Your task = Check every line below for the string "Skeletonization", and copy the lines that contain it.

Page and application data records

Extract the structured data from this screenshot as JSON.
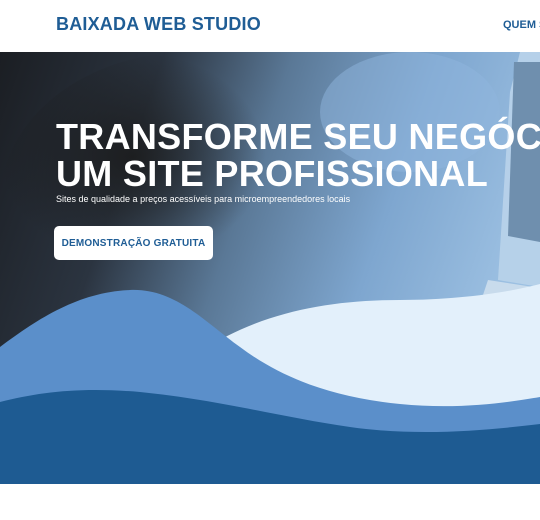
{
  "header": {
    "brand": "BAIXADA WEB STUDIO",
    "nav_item": "QUEM S"
  },
  "hero": {
    "title_line1": "TRANSFORME SEU NEGÓCIO",
    "title_line2": "UM SITE PROFISSIONAL",
    "subtitle": "Sites de qualidade a preços acessíveis para microempreendedores locais",
    "cta_label": "DEMONSTRAÇÃO GRATUITA"
  },
  "colors": {
    "brand_blue": "#1f5d95",
    "wave_mid": "#5b8fca",
    "wave_light": "#e3f0fb",
    "wave_dark": "#1e5b92"
  }
}
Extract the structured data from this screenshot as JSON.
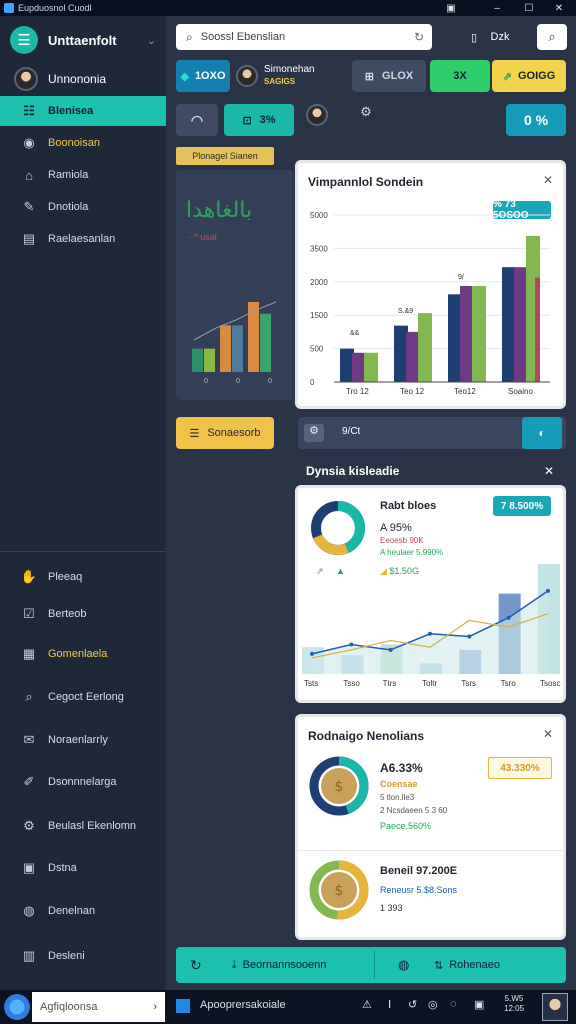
{
  "titlebar": {
    "title": "Eupduosnol Cuodl",
    "icons": [
      "doc-icon",
      "minimize-icon",
      "maximize-icon",
      "close-icon"
    ]
  },
  "sidebar": {
    "title": "Unttaenfolt",
    "user_name": "Unnononia",
    "items_top": [
      {
        "label": "Blenisea",
        "icon": "list-icon",
        "active": true
      },
      {
        "label": "Boonoisan",
        "icon": "eye-icon",
        "gold": true
      },
      {
        "label": "Ramiola",
        "icon": "home-icon"
      },
      {
        "label": "Dnotiola",
        "icon": "pin-icon"
      },
      {
        "label": "Raelaesanlan",
        "icon": "chart-icon"
      }
    ],
    "items_bottom": [
      {
        "label": "Pleeaq",
        "icon": "hand-icon"
      },
      {
        "label": "Berteob",
        "icon": "check-icon"
      },
      {
        "label": "Gomenlaela",
        "icon": "image-icon",
        "gold": true
      },
      {
        "label": "Cegoct Eerlong",
        "icon": "tag-icon"
      },
      {
        "label": "Noraenlarrly",
        "icon": "mail-icon"
      },
      {
        "label": "Dsonnnelarga",
        "icon": "wrench-icon"
      },
      {
        "label": "Beulasl Ekenlomn",
        "icon": "gear-icon"
      },
      {
        "label": "Dstna",
        "icon": "table-icon"
      },
      {
        "label": "Denelnan",
        "icon": "globe-icon"
      },
      {
        "label": "Desleni",
        "icon": "clipboard-icon"
      }
    ]
  },
  "search": {
    "placeholder": "Soossl Ebenslian"
  },
  "toolbar": {
    "sync_label": "Dzk"
  },
  "status": {
    "pill1": "1OXO",
    "user_name": "Simonehan",
    "user_sub": "SAGIGS",
    "pill2": "GLOX",
    "pill3": "3X",
    "pill4": "GOIGG",
    "pill5": "3%",
    "pill6": "0 %"
  },
  "left_panel": {
    "tag": "Plonagel Sianen",
    "script_text": "بالغاهدا",
    "sub_text": "- ^ usal",
    "bar_values": [
      2,
      2,
      4,
      4,
      6,
      5
    ],
    "bar_colors": [
      "#2f8f6a",
      "#8aba45",
      "#d98a3f",
      "#4e7a9b",
      "#d98a3f",
      "#3aa36f"
    ],
    "ticks": [
      "0",
      "0",
      "0"
    ]
  },
  "bar_card": {
    "title": "Vimpannlol Sondein",
    "badge": "% 73 5OSOO",
    "y_ticks": [
      "5000",
      "3500",
      "2000",
      "1500",
      "500",
      "0"
    ],
    "x_ticks": [
      "Tro 12",
      "Teo 12",
      "Teo12",
      "Soaino"
    ],
    "anno": [
      "9/",
      "S.&9",
      "&&"
    ]
  },
  "chart_data": [
    {
      "type": "bar",
      "categories": [
        "Tro 12",
        "Teo 12",
        "Teo12",
        "Soaino"
      ],
      "y_ticks": [
        "5000",
        "3500",
        "2000",
        "1500",
        "500",
        "0"
      ],
      "series": [
        {
          "values": [
            800,
            1350,
            2100,
            2750
          ],
          "color": "#1e3f73"
        },
        {
          "values": [
            700,
            1200,
            2300,
            2750
          ],
          "color": "#6e3a86"
        },
        {
          "values": [
            700,
            1650,
            2300,
            3500
          ],
          "color": "#82b84f"
        },
        {
          "values": [
            0,
            0,
            0,
            2500
          ],
          "color": "#b04a5a"
        }
      ],
      "ylim": [
        0,
        4000
      ]
    },
    {
      "type": "area",
      "x": [
        "Tsts",
        "Tsso",
        "Ttrs",
        "Toltr",
        "Tsrs",
        "Tsro",
        "Tsosc"
      ],
      "values": [
        15,
        22,
        18,
        30,
        28,
        42,
        62
      ],
      "bars": [
        20,
        14,
        22,
        8,
        18,
        60,
        82
      ],
      "line2": [
        12,
        18,
        25,
        20,
        40,
        35,
        45
      ]
    }
  ],
  "mid_row": {
    "btn_label": "Sonaesorb",
    "tool_label": "9/Ct"
  },
  "donut_panel": {
    "title": "Dynsia kisleadie",
    "card_title": "Rabt bloes",
    "badge": "7 8.500%",
    "stat1": "A 95%",
    "stat2": "Eeoesb 90K",
    "stat3": "A heulaer 5.990%",
    "stat4": "$1.50G",
    "x_ticks": [
      "Tsts",
      "Tsso",
      "Ttrs",
      "Toltr",
      "Tsrs",
      "Tsro",
      "Tsosc"
    ]
  },
  "coin_panel": {
    "title": "Rodnaigo Nenolians",
    "row1": {
      "stat": "A6.33%",
      "gold": "Coensae",
      "sub1": "5 tlon.lle3",
      "sub2": "2 Ncsdaeen 5 3 60",
      "green": "Paece.560%",
      "badge": "43.330%"
    },
    "row2": {
      "stat": "Beneil 97.200E",
      "blue": "Reneusr 5.$8.Sons",
      "sub": "1 393"
    }
  },
  "bottombar": {
    "left_label": "Beornannsooenn",
    "right_label": "Rohenaeo"
  },
  "taskbar": {
    "search_placeholder": "Agfiqloonsa",
    "app_label": "Apooprersakoiale",
    "clock_line1": "5.W5",
    "clock_line2": "12:05"
  }
}
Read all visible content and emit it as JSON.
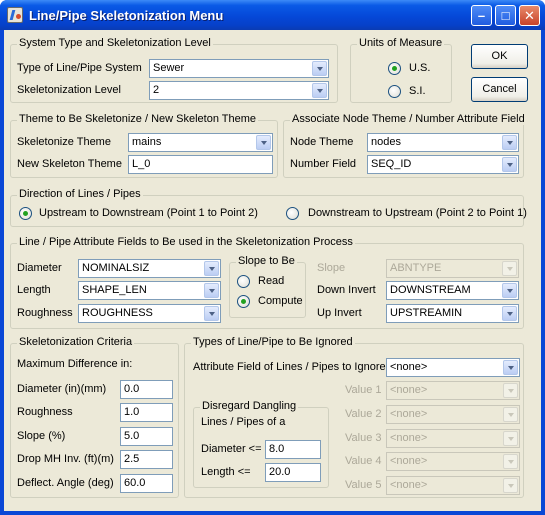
{
  "window": {
    "title": "Line/Pipe Skeletonization Menu"
  },
  "titlebar_buttons": {
    "minimize": "–",
    "maximize": "□",
    "close": "✕"
  },
  "system": {
    "title": "System Type and Skeletonization Level",
    "type_label": "Type of Line/Pipe System",
    "type_value": "Sewer",
    "level_label": "Skeletonization Level",
    "level_value": "2"
  },
  "units": {
    "title": "Units of Measure",
    "us": "U.S.",
    "si": "S.I.",
    "selected": "U.S."
  },
  "buttons": {
    "ok": "OK",
    "cancel": "Cancel"
  },
  "theme": {
    "title": "Theme to Be Skeletonize / New Skeleton Theme",
    "skel_label": "Skeletonize Theme",
    "skel_value": "mains",
    "new_label": "New Skeleton Theme",
    "new_value": "L_0"
  },
  "node": {
    "title": "Associate Node Theme / Number Attribute Field",
    "theme_label": "Node Theme",
    "theme_value": "nodes",
    "field_label": "Number Field",
    "field_value": "SEQ_ID"
  },
  "direction": {
    "title": "Direction of Lines / Pipes",
    "up": "Upstream to Downstream (Point 1 to Point 2)",
    "down": "Downstream to Upstream (Point 2 to Point 1)",
    "selected": "up"
  },
  "attributes": {
    "title": "Line / Pipe Attribute Fields to Be used in the Skeletonization Process",
    "diameter_label": "Diameter",
    "diameter_value": "NOMINALSIZ",
    "length_label": "Length",
    "length_value": "SHAPE_LEN",
    "roughness_label": "Roughness",
    "roughness_value": "ROUGHNESS",
    "slope_group_title": "Slope to Be",
    "read": "Read",
    "compute": "Compute",
    "slope_selected": "Compute",
    "slope_label": "Slope",
    "slope_value": "ABNTYPE",
    "down_label": "Down Invert",
    "down_value": "DOWNSTREAM",
    "up_label": "Up Invert",
    "up_value": "UPSTREAMIN"
  },
  "criteria": {
    "title": "Skeletonization Criteria",
    "heading": "Maximum Difference in:",
    "diameter_label": "Diameter (in)(mm)",
    "diameter_value": "0.0",
    "roughness_label": "Roughness",
    "roughness_value": "1.0",
    "slope_label": "Slope (%)",
    "slope_value": "5.0",
    "drop_label": "Drop MH Inv. (ft)(m)",
    "drop_value": "2.5",
    "deflect_label": "Deflect. Angle (deg)",
    "deflect_value": "60.0"
  },
  "ignored": {
    "title": "Types of Line/Pipe to Be Ignored",
    "attr_label": "Attribute Field of Lines / Pipes to Ignore",
    "attr_value": "<none>",
    "dangling_title": "Disregard Dangling",
    "dangling_sub": "Lines / Pipes of a",
    "diam_label": "Diameter <=",
    "diam_value": "8.0",
    "len_label": "Length <=",
    "len_value": "20.0",
    "values": [
      {
        "label": "Value 1",
        "value": "<none>"
      },
      {
        "label": "Value 2",
        "value": "<none>"
      },
      {
        "label": "Value 3",
        "value": "<none>"
      },
      {
        "label": "Value 4",
        "value": "<none>"
      },
      {
        "label": "Value 5",
        "value": "<none>"
      }
    ]
  }
}
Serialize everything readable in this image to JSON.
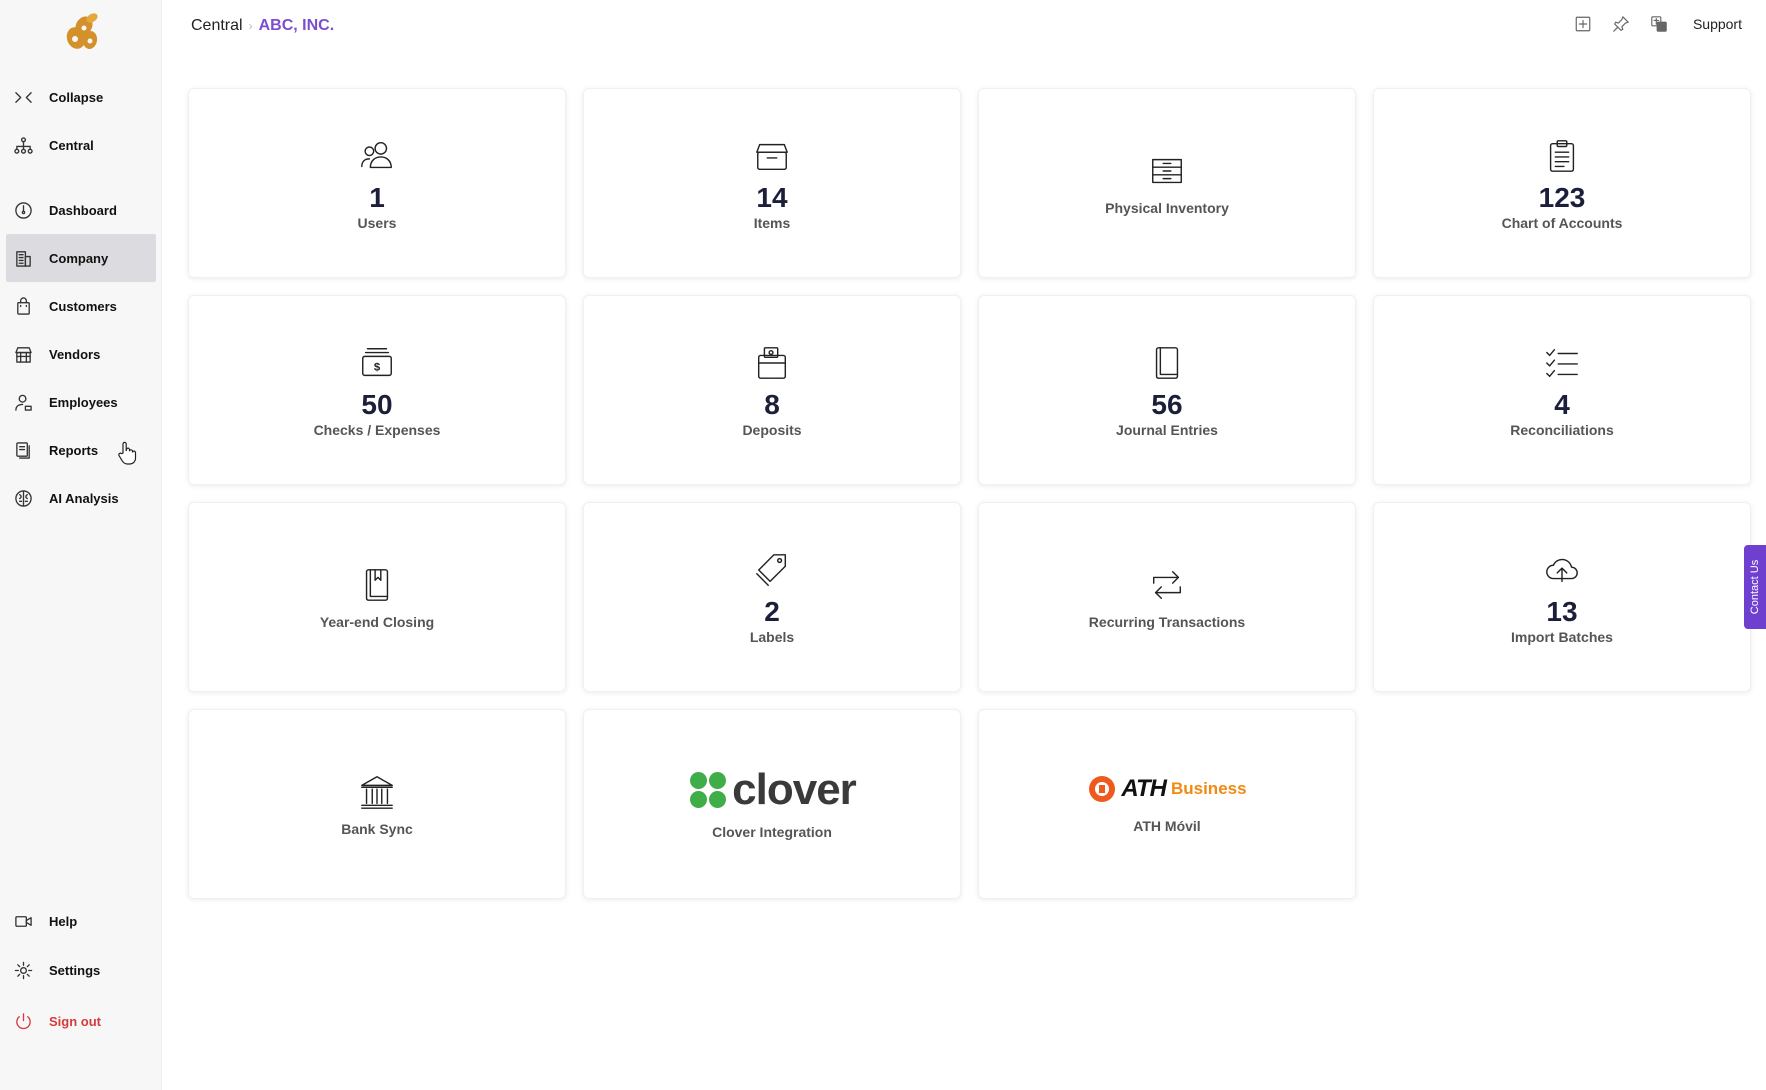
{
  "breadcrumb": {
    "root": "Central",
    "separator": "›",
    "company": "ABC, INC."
  },
  "topbar": {
    "support_label": "Support"
  },
  "sidebar": {
    "items": [
      {
        "id": "collapse",
        "label": "Collapse",
        "icon": "collapse-icon"
      },
      {
        "id": "central",
        "label": "Central",
        "icon": "sitemap-icon"
      },
      {
        "id": "dashboard",
        "label": "Dashboard",
        "icon": "gauge-icon"
      },
      {
        "id": "company",
        "label": "Company",
        "icon": "building-icon",
        "active": true
      },
      {
        "id": "customers",
        "label": "Customers",
        "icon": "shopping-bag-icon"
      },
      {
        "id": "vendors",
        "label": "Vendors",
        "icon": "store-icon"
      },
      {
        "id": "employees",
        "label": "Employees",
        "icon": "employee-icon"
      },
      {
        "id": "reports",
        "label": "Reports",
        "icon": "report-icon"
      },
      {
        "id": "ai-analysis",
        "label": "AI Analysis",
        "icon": "brain-icon"
      },
      {
        "id": "help",
        "label": "Help",
        "icon": "video-icon"
      },
      {
        "id": "settings",
        "label": "Settings",
        "icon": "gear-icon"
      },
      {
        "id": "signout",
        "label": "Sign out",
        "icon": "power-icon"
      }
    ]
  },
  "cards": [
    {
      "id": "users",
      "count": "1",
      "label": "Users",
      "icon": "users-icon"
    },
    {
      "id": "items",
      "count": "14",
      "label": "Items",
      "icon": "archive-box-icon"
    },
    {
      "id": "physical-inventory",
      "label": "Physical Inventory",
      "icon": "drawers-icon"
    },
    {
      "id": "chart-of-accounts",
      "count": "123",
      "label": "Chart of Accounts",
      "icon": "clipboard-icon"
    },
    {
      "id": "checks-expenses",
      "count": "50",
      "label": "Checks / Expenses",
      "icon": "cash-icon"
    },
    {
      "id": "deposits",
      "count": "8",
      "label": "Deposits",
      "icon": "wallet-icon"
    },
    {
      "id": "journal-entries",
      "count": "56",
      "label": "Journal Entries",
      "icon": "journal-icon"
    },
    {
      "id": "reconciliations",
      "count": "4",
      "label": "Reconciliations",
      "icon": "checklist-icon"
    },
    {
      "id": "year-end-closing",
      "label": "Year-end Closing",
      "icon": "bookmark-book-icon"
    },
    {
      "id": "labels",
      "count": "2",
      "label": "Labels",
      "icon": "tags-icon"
    },
    {
      "id": "recurring-transactions",
      "label": "Recurring Transactions",
      "icon": "repeat-icon"
    },
    {
      "id": "import-batches",
      "count": "13",
      "label": "Import Batches",
      "icon": "cloud-upload-icon"
    },
    {
      "id": "bank-sync",
      "label": "Bank Sync",
      "icon": "bank-icon"
    },
    {
      "id": "clover-integration",
      "label": "Clover Integration",
      "logo_text": "clover",
      "icon": "clover-logo-icon"
    },
    {
      "id": "ath-movil",
      "label": "ATH Móvil",
      "logo_text": "ATH",
      "logo_sub": "Business",
      "icon": "ath-logo-icon"
    }
  ],
  "contact_tab": {
    "label": "Contact Us"
  },
  "colors": {
    "accent": "#7c4dce",
    "contact": "#6f3fd0",
    "signout": "#d63a3a",
    "ath_orange": "#f08a12",
    "clover_green": "#3fae49"
  }
}
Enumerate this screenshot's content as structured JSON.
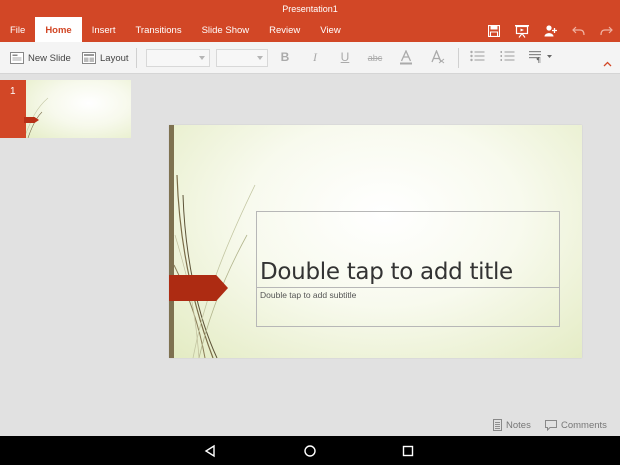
{
  "window": {
    "title": "Presentation1"
  },
  "tabs": [
    {
      "label": "File",
      "active": false
    },
    {
      "label": "Home",
      "active": true
    },
    {
      "label": "Insert",
      "active": false
    },
    {
      "label": "Transitions",
      "active": false
    },
    {
      "label": "Slide Show",
      "active": false
    },
    {
      "label": "Review",
      "active": false
    },
    {
      "label": "View",
      "active": false
    }
  ],
  "title_icons": [
    "save-icon",
    "present-icon",
    "share-icon",
    "undo-icon",
    "redo-icon"
  ],
  "ribbon": {
    "new_slide_label": "New Slide",
    "layout_label": "Layout",
    "font_name": "",
    "font_size": "",
    "format_icons": [
      "bold-icon",
      "italic-icon",
      "underline-icon",
      "strikethrough-icon",
      "font-color-icon",
      "clear-formatting-icon"
    ],
    "list_icons": [
      "bullets-icon",
      "numbering-icon",
      "paragraph-icon"
    ],
    "collapse_icon": "chevron-up-icon"
  },
  "thumbnails": [
    {
      "number": "1",
      "selected": true
    }
  ],
  "slide": {
    "title_placeholder": "Double tap to add title",
    "subtitle_placeholder": "Double tap to add subtitle"
  },
  "status": {
    "notes_label": "Notes",
    "comments_label": "Comments"
  },
  "android_nav": [
    "back-icon",
    "home-icon",
    "recents-icon"
  ],
  "colors": {
    "accent": "#d24726",
    "ribbon_bg": "#f4f4f4",
    "workspace_bg": "#e1e1e1",
    "slide_tag": "#ad2b12",
    "slide_bar": "#7e7150"
  }
}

Written answer =
    "title": "Line/Pipe Skeletonization Menu"
    "title": "System Type and Skeletonization Level",
    "level_label": "Skeletonization Level",
    "title": "Line / Pipe Attribute Fields to Be used in the Skeletonization Process",
    "title": "Skeletonization Criteria",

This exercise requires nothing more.